The Rices lived in an upscale black section of Birmingham where parents tried hard to shelter the children from contact with the ugly realities of segregation. It was a conservative, proud culture in which parents sought to protect the young from growing up thinking of themselves as second-class citizens. When they went out they avoided places where blacks had to go in through the back door. When children wanted a drink of water or to use a toilet, they were taught to wait until they got home. It was that kind of world in Birmingham in the 1960s, when so many black homes were being dynamited on behalf of white supremacy that the city was known as “Bombingham.”
A child can be sheltered only so long from reality, and the Rices, who doted on Condi, and must have spoiled her, moved to Colorado. The spoiling did not extend to leaving her idle. Her parents drove her to excel in class and work tirelessly at the piano. Angelena pressed school principals to let Condi skip a grade here and there. She was good and her parents taught her to succeed, and she did. She was a natural overachiever.
With eighteen months remaining to Rice as secretary of state, Bumiller writes:
It was obvious from Rice’s many metamorphoses that her real ideology was not idealism or realism or defending the citadels of freedom, although she displayed elements of all of them. Her real ideology was succeeding.
This judgment is reinforced by Rice’s story of the piano career that never was. After devoting years of her childhood to studying and practicing piano because her parents thought she might some day master the concert stage, she suddenly abandoned it at the age of seventeen after attending a summer music camp for child prodigies from across the country. There she heard much younger children play, realized that they already played better than she ever would, and knew that she would never become a great pianist.
Choosing not to settle for a life giving piano lessons, as she put it to Bumiller, she stunned her parents by announcing that her music career was over. Before graduating from high school she was studying political science, and two years later was studying international affairs, with special attention to Soviet history, at the University of Denver. She had been attracted to the field by a professor named Josef Korbel, who, like other important men to come, was much impressed by her.
Korbel was a Czech refugee destined to cast a long shadow in State Department history, and in the annals of feminism. Mentor of Condoleezza Rice, the first black woman to be secretary of state, he was also the father of Madeleine Albright, the first woman to hold the office. Albright was appointed in 1996 by President Clinton. Neither woman knew of the other before Korbel’s death in 1977.
By 1987, when both women moved in the foreign-policy world, Madeleine asked Condi to work in a Democratic presidential campaign. “Madeleine, I don’t know how to tell you this, but I’m a Republican,” Rice replied.
“Albright was astonished,” Bumiller writes. “‘Condi, how could that be?’ she asked. ‘We had the same father.’”

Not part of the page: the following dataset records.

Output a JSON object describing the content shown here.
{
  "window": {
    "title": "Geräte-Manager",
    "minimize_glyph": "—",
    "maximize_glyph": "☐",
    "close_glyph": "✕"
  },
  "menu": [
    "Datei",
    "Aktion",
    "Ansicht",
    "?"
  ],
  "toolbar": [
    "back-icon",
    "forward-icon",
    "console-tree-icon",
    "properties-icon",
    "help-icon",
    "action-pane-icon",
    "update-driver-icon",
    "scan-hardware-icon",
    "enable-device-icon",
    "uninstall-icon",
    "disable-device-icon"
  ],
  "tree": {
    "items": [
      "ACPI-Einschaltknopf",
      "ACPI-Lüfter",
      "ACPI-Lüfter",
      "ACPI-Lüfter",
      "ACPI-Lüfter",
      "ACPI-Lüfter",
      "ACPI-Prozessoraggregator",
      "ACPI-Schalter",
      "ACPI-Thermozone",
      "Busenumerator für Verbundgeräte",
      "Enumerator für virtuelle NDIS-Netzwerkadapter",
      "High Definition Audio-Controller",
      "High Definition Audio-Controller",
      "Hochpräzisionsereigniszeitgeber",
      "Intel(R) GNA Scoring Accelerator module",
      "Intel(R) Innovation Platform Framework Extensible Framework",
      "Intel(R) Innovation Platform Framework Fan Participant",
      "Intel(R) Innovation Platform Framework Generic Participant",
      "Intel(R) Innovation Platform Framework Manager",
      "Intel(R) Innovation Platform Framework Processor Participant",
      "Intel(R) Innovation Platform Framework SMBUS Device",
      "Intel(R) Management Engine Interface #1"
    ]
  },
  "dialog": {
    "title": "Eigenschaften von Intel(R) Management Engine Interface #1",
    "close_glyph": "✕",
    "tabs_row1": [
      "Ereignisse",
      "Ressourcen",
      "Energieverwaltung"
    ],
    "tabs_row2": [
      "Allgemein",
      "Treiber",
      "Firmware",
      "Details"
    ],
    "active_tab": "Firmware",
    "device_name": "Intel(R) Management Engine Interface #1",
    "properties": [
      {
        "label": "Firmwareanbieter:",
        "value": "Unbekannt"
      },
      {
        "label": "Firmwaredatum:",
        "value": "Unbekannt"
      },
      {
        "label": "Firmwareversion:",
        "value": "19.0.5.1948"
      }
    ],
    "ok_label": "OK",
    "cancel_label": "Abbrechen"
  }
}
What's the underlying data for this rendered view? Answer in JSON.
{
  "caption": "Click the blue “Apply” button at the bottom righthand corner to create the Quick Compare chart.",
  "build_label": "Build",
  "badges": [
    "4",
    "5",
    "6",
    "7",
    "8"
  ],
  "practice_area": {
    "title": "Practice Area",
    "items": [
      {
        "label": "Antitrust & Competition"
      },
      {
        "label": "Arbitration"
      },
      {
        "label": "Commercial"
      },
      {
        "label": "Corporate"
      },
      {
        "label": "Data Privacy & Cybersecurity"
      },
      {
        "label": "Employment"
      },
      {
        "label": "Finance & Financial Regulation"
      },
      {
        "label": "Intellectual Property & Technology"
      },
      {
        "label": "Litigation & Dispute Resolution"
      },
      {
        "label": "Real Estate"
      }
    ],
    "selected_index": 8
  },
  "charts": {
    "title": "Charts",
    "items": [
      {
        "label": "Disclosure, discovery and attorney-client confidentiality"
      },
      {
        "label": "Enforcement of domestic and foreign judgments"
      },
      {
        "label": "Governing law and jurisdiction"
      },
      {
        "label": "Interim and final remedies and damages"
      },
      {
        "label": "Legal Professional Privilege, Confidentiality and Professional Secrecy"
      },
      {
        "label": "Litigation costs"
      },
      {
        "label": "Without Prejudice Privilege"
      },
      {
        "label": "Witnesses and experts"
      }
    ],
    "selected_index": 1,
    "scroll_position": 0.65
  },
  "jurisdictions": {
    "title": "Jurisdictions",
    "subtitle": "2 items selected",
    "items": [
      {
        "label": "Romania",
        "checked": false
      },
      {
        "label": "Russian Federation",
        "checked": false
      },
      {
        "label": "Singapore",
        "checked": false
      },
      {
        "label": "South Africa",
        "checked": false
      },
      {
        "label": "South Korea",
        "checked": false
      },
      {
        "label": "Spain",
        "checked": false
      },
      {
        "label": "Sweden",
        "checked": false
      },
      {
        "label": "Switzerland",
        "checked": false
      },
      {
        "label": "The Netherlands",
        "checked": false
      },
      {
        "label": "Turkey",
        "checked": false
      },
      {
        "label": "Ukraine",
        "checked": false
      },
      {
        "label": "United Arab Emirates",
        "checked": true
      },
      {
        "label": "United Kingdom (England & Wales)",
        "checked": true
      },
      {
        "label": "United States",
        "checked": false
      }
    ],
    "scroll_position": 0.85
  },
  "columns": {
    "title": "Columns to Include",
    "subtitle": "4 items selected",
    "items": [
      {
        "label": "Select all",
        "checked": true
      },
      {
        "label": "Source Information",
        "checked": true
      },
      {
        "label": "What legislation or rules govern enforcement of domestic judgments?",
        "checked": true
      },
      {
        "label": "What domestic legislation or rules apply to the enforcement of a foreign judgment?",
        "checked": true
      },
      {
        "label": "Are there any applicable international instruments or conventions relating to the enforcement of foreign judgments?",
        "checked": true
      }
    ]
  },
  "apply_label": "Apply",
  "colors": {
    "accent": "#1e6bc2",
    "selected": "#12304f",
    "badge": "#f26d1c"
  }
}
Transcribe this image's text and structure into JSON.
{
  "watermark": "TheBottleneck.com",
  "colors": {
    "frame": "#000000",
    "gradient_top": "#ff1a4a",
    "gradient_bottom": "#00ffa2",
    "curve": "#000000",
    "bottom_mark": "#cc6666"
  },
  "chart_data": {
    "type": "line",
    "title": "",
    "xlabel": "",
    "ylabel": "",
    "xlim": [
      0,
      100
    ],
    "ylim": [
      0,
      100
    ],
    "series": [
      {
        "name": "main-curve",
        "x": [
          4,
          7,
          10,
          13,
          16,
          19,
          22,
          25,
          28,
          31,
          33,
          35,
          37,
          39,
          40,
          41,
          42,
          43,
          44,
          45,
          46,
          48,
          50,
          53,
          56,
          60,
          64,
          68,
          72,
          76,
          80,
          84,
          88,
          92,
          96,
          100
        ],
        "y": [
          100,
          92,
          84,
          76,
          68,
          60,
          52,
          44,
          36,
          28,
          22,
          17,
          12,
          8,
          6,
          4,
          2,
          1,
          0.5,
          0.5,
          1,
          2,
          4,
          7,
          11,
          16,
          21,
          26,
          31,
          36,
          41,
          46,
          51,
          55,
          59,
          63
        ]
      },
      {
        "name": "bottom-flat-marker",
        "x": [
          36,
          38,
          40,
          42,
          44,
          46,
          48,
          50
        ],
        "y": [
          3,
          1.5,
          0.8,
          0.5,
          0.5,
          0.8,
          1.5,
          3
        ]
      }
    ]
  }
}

Since then their differences on policy matters have been deep. Albright told Bumiller that she was “very unhappy about what has happened to the term ‘democracy’ under this administration, where it has now been militarized.” Her father, she said, would have been upset about the Iraq war because it had “ruined America’s reputation in the world” and there was no “forward thinking” in its planning.
In response, Rice told Bumiller, “Let’s not try to put thoughts and words into dead people’s mouths.”